There was no going back after the Supreme Council of the Armed Forces, or SCAF, issued a communique on February 10 endorsing the “legitimate demands of the protesters.” It was a transformational moment. Mubarak appeared on television to deliver his final speech, but “the president spoke from a place of deep denial.” The following day, the director of intelligence, Omar Suleiman, formally announced Mubarak’s resignation.
SCAF, with Field Marshal Mohammed Hussein Tantawi at its head, was now in charge. “Egypt still labored under a dictatorship, one with a greater concentration of power and even less transparency than Mubarak’s,” Cambanis notes.
Tantawi, in bowing to public sentiment, placed Mubarak under house arrest and allowed the criminal justice system to charge him with a plethora of crimes. But at the same time, SCAF imposed greater censorship on the media and extended the state of emergency by one year.

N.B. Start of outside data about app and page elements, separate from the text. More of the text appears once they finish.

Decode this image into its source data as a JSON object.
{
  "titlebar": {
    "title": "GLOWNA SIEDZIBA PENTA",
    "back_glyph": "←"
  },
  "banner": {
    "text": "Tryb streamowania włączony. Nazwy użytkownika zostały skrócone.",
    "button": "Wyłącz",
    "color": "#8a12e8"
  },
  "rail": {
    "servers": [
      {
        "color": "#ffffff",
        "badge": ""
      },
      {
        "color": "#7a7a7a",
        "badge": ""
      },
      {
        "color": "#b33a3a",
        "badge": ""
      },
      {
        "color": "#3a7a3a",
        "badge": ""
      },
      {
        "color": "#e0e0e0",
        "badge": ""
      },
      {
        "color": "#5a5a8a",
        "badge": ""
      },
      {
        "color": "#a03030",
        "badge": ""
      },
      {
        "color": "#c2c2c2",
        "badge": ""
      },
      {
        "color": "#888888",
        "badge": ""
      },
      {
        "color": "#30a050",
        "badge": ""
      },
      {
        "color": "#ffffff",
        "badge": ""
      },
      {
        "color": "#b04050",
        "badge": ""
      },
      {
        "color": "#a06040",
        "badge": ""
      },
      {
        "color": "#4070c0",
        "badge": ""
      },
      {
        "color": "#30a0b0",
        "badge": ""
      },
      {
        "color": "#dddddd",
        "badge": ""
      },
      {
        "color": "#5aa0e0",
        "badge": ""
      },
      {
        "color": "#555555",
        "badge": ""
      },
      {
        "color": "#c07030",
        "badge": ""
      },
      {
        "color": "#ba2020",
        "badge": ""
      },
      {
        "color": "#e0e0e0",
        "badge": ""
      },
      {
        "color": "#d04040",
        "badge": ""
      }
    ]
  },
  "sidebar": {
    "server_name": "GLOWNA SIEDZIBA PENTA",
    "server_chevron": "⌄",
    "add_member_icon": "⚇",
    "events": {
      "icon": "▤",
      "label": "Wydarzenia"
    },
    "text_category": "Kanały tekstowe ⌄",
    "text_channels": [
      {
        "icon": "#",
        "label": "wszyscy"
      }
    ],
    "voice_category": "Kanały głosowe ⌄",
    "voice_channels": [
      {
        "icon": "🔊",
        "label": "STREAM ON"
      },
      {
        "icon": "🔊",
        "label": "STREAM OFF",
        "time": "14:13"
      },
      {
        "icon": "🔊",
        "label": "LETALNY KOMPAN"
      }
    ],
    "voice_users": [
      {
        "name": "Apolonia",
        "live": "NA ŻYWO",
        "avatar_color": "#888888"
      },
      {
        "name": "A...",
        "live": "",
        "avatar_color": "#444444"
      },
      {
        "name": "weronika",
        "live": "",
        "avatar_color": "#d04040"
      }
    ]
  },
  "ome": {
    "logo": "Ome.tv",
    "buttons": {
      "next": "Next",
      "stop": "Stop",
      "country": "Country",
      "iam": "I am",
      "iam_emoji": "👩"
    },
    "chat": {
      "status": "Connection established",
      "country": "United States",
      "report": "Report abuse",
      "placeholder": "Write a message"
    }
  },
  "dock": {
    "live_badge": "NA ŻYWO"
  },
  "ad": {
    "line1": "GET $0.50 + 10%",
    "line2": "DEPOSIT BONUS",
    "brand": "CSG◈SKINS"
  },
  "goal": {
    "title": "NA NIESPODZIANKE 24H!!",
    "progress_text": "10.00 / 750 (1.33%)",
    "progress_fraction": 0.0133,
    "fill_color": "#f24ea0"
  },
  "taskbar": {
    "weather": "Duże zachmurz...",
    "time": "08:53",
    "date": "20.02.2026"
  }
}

With Mubarak’s overthrow, the position of Egypt’s Christian minority worsened considerably, says Cambanis. Islamic fundamentalists torched three churches in Cairo, causing the deaths of 15 people, and ensuing riots injured 200 Egyptian Christians and Muslims.
In 2012, the Muslim Brotherhood won parliamentary and presidential elections. The new president, Mohammed Morsi, committed one error after another. “Muslim Brothers ignored major issues from the continuing state of emergency to the military trials of civilians, pushing only on matters that would increase their share of power,” writes Cambanis. Worse still, Morsi never attempted to form a unity government, preferring an ideological alliance with the more extreme Salafis, and issuing a decree granting him unlimited dictatorial powers.
One of Morsi’s most egregious mistakes was appointing Sisi defence minister. Formerly director of military intelligence, Sisi was a pious Muslim who seemed to be in alignment with Morsi. But after a bickering coalition of liberals, secularists and nationalists found common ground in opposing Morsi, Sisi turned against the president.
A new political movement, Tammarod, challenged the legitimacy of Morsi and the Muslim Brotherhood. SCAF, meanwhile, began issuing warnings and Sisi declared he would always side with “the people.” In the face of increasing criticism, Morsi “dropped all pretense of moderation,” appointing a Muslim extremist as governor of Luxor and praising Islamic radicals seeking martyrdom. “Questions about Morsi’s competence grew, particularly in military circles,” Cambanis writes. Morsi, however, continued to believe in Sisi’s loyalty.
Looking back, Cambanis ascribes the failure of the revolution to a variety of factors: “Egypt’s revolution was defeated so readily because it wasn’t organized, it wasn’t political enough, and, most fatally, it didn’t have a compelling, constructive idea at its center.”
Lest he be misunderstood, Cambanis places ultimate responsibility on the shoulders of the Egyptian elite: the armed forces, the Muslim Brotherhood and Mubarak’s National Democratic Party, in that order. “They did the damage; they ruined the country. But the revolutionaries are to blame for failing to make a coherent, plausible revolution.”
Saving the remainder of his critique for Sisi, the current president, Cambanis leaves a reader with a disturbing reminder: Sisi, in his first year of power after deposing Morsi, killed and arrested more dissidents/opponents than Mubarak did in almost three decades as president.
Five years on, Egyptian idealists like Moaz Abdelkarim and Basem Kamel must be very disappointed and disillusioned.